Published: 30 November 2004

Abstract

Background

Cerebral palsy (CP) is an heterogeneous group of neurological disorders of movement and/or posture, with an estimated incidence of 1 in 1000 live births. Non-progressive forms of symmetrical, spastic CP have been identified, which show a Mendelian autosomal recessive pattern of inheritance. We recently described the mapping of a recessive spastic CP locus to a 5 cM chromosomal region located at 2q24-31.1, in rare consanguineous families.

Methods

Here we present data that refine this locus to a 0.5 cM region, flanked by the microsatellite markers D2S2345 and D2S326. The minimal region contains the candidate gene GAD1, which encodes a glutamate decarboxylase isoform (GAD67), involved in conversion of the amino acid and excitatory neurotransmitter glutamate to the inhibitory neurotransmitter γ-aminobutyric acid (GABA).

Results

A novel amino acid mis-sense mutation in GAD67 was detected, which segregated with CP in affected individuals.

Conclusions

This result is interesting because auto-antibodies to GAD67 and the more widely studied GAD65 homologue encoded by the GAD2 gene, are described in patients with Stiff-Person Syndrome (SPS), epilepsy, cerebellar ataxia and Batten disease. Further investigation seems merited of the possibility that variation in the GAD1 sequence, potentially affecting glutamate/GABA ratios, may underlie this form of spastic CP, given the presence of anti-GAD antibodies in SPS and the recognised excitotoxicity of glutamate in various contexts.

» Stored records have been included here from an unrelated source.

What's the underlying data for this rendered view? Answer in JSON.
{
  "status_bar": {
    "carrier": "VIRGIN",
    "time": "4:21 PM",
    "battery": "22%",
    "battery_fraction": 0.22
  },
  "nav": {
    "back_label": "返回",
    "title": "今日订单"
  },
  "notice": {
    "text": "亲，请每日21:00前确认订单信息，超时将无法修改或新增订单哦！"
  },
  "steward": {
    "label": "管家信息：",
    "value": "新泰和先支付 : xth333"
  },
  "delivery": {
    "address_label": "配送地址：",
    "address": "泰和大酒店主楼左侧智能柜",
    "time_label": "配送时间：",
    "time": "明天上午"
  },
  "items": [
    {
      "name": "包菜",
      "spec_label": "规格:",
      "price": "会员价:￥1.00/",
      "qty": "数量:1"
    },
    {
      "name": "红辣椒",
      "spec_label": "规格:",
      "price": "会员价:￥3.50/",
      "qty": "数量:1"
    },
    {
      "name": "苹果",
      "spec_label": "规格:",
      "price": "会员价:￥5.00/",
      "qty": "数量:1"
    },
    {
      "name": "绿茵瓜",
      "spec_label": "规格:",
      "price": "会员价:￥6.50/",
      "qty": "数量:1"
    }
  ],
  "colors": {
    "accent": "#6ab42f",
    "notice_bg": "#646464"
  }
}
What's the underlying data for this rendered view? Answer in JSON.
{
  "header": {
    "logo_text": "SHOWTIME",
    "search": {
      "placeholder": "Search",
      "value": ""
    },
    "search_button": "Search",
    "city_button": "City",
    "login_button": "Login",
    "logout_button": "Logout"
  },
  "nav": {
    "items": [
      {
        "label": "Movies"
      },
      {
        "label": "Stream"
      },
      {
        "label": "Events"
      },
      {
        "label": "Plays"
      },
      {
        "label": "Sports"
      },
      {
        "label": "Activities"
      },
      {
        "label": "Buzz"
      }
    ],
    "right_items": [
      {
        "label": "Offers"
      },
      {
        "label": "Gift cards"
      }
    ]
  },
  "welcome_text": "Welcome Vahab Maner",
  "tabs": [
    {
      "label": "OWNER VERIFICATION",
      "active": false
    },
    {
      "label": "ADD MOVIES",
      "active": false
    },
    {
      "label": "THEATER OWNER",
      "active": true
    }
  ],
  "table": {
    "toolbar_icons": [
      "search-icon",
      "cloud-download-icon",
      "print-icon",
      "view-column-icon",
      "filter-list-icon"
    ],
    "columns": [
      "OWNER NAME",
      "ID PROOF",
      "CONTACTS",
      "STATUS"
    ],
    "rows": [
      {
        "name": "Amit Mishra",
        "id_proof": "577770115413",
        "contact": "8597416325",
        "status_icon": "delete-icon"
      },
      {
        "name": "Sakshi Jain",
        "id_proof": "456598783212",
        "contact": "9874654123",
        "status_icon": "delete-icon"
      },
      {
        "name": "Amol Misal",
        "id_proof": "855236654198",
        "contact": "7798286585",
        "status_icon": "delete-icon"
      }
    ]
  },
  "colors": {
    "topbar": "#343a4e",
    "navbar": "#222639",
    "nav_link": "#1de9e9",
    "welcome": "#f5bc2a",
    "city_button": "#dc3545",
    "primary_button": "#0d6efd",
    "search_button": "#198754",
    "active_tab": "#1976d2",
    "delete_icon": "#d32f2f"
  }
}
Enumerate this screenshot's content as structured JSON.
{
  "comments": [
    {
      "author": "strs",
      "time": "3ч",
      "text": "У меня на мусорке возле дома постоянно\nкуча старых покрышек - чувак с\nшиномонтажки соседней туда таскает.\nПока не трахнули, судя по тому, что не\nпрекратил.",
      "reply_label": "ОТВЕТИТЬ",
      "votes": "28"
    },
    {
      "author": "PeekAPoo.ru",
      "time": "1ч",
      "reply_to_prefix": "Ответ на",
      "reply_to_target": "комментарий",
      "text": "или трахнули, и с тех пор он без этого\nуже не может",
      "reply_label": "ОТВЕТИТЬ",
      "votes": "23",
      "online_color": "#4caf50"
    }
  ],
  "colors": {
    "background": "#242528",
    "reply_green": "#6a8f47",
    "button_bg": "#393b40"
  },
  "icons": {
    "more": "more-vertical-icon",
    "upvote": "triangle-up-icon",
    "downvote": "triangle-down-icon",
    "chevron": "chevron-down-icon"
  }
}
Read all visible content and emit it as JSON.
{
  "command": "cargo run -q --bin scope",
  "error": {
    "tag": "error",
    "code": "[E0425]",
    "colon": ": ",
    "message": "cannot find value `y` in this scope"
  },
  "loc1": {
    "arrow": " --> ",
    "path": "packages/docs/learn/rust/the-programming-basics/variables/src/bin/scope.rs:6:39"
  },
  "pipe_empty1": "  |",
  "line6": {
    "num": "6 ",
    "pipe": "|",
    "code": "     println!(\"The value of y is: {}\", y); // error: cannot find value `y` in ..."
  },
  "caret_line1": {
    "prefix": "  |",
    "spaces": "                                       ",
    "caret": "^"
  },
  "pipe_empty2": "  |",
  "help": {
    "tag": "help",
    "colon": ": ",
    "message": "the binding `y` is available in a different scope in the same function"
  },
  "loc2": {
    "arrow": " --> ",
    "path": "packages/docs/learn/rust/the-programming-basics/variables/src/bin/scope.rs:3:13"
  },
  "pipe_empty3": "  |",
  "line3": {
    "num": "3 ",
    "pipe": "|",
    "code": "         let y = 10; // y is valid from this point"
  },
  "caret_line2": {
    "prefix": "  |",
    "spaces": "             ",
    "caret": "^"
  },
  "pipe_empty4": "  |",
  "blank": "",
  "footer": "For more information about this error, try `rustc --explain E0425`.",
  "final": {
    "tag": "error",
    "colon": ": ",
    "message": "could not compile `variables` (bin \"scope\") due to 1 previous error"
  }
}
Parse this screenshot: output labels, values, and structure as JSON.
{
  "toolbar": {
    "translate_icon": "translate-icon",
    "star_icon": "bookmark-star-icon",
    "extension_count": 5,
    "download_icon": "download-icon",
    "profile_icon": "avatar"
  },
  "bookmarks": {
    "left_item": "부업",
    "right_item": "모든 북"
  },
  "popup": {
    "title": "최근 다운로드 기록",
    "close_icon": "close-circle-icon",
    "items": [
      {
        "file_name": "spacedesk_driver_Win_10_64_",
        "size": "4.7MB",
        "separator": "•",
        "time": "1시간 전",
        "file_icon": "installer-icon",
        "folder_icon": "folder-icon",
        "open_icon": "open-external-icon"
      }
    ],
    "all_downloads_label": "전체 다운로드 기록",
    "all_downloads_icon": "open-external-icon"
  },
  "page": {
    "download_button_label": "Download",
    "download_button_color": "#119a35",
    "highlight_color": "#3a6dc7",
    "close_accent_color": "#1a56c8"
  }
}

Table 4. GAD1 single nucleotide substitutions detected on mutation analysis and occurring in sequences submitted to NCBI SNP database and in the literature. This is not a definitive list, but includes those described at the time of the mutational analysis. *Nucleotide positions were not provided by Maestrini et al. [47].